## Records to process
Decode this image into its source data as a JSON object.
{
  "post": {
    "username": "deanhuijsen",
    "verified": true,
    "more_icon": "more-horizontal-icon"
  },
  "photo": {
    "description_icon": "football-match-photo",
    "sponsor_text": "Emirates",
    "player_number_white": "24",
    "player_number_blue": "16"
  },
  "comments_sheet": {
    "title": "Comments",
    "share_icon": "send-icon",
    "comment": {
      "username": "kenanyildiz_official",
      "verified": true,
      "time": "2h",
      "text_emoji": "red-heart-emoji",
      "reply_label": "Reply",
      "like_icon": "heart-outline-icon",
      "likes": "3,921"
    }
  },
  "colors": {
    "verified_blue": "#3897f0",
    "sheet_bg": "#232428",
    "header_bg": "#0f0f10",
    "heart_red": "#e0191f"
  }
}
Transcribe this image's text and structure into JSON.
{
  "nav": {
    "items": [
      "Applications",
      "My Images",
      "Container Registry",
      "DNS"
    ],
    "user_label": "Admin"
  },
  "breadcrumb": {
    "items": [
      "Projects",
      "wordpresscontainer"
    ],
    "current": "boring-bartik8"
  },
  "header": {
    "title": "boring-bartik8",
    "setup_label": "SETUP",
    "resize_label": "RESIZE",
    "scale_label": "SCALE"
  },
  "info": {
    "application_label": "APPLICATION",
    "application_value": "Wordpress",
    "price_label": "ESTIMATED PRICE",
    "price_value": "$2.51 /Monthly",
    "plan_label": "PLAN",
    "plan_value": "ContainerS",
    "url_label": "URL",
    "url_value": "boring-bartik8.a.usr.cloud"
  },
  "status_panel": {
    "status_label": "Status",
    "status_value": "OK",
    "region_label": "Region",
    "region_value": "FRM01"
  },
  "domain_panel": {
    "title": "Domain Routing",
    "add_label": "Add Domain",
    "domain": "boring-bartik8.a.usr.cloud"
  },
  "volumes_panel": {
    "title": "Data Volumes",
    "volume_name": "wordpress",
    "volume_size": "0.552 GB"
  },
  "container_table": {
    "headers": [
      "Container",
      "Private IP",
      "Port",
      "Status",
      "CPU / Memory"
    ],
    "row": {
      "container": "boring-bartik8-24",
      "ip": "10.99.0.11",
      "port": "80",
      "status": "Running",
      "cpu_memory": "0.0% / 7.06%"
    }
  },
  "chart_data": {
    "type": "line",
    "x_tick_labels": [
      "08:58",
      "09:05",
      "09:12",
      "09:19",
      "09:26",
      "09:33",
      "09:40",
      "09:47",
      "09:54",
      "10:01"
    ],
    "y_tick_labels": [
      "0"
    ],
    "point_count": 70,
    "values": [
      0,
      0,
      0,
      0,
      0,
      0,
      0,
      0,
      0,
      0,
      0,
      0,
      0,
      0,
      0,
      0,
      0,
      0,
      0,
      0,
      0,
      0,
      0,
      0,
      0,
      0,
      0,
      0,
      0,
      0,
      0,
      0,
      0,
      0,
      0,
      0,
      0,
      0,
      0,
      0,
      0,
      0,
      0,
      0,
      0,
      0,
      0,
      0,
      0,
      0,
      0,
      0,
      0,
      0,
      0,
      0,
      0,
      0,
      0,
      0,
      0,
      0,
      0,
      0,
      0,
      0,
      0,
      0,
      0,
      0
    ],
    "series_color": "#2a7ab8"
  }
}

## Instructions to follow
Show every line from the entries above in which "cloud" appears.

## Answer space
    "url_value": "boring-bartik8.a.usr.cloud"
    "domain": "boring-bartik8.a.usr.cloud"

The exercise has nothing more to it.